Set in the grim milieu of America’s Rust Belt, Holler is Ruth’s story.  Wicked smart and strangled by her impoverished circumstances, she and her older brother Blaze (Gus Halper) are just keeping their heads above water and her future is not looking up. Drug addicted Mom (Pamela Adlon) is in prison, waiting for a place in rehab, and Ruth and her brother are in serious danger of eviction. They spend all their free time searching for cans to sell to the local scrap yard. But Ruth is about to graduate and unbeknownst to her Blaze mailed in the college application she’d fill out, and she was accepted. She just needs to find the funds to get there. And there’s the rub.

Scrap dealer Hark (Austin Amelio, “The Walking Dead”) who they sold cans to also has a side hustle sneaking into shuttered factories and stripping them of all sorts of metals that the Chinese will pay big bucks for. And he talks Ruth and Blaze into becoming part of his clandestine thievery, promising them a big cut of the pot.  Of course that comes with risks that eventually prove too much for Ruth to bear.

Throughout the film, Ruth is met with low expectations, from her mother who tells her that “people like us don’t go to college”, to the high school counselor who sees no future for a kid like her, to the scrap dealer who thinks she’s just another dumb townie until she casually catches an error in an invoice that would have cost him thousands of dollars. Blaze is the only one who sees her for her potential and is willing to do anything to get her out of this cruel cycle of poverty.

Ruth is definitely a break-out turn for Jessica Barden. Her performance had me thinking of Jennifer Lawrence in Winter’s Bone. She plays Ruth with a similar quiet determination. The film from first time writer/director Nicole Riegel is an impressive debut, and even though the poor kid makes good in the midwest story has been told before, centering it on Ruth and her mix of vulnerability and anger gives it a palpable emotional depth.

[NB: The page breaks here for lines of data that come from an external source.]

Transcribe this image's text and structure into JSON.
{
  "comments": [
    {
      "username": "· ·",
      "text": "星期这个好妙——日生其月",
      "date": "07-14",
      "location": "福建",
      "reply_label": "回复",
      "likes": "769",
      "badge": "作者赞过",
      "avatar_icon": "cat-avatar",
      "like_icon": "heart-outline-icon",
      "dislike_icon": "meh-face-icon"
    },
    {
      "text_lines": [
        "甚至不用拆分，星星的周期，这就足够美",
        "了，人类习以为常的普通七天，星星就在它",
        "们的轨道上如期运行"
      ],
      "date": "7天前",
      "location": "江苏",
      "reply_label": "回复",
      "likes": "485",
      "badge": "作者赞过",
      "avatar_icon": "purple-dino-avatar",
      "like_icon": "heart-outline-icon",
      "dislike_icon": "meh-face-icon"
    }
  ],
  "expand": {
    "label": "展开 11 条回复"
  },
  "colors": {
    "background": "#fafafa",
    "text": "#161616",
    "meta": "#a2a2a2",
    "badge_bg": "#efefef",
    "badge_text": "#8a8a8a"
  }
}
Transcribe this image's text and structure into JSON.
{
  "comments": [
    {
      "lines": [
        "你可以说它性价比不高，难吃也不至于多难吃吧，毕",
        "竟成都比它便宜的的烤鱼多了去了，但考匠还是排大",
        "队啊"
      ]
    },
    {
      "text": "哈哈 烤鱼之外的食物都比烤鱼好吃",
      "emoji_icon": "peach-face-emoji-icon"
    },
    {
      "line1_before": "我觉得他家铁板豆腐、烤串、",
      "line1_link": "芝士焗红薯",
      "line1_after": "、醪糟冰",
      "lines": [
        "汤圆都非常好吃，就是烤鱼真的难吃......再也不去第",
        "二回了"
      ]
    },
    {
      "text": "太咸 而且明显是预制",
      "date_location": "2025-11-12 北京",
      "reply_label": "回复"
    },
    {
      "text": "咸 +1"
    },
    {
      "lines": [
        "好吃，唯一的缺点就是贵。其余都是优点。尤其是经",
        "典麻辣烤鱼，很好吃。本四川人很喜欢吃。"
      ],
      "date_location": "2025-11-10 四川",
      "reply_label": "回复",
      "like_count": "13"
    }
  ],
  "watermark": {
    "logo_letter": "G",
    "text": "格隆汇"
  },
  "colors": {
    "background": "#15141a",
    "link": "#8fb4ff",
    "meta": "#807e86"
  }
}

If you were a fan of Nomadland and aren’t put off by bleak narratives, you’ll appreciate this little indie.

Streaming now on all the usual platforms.

Leave a Reply

Your email address will not be published. Required fields are marked *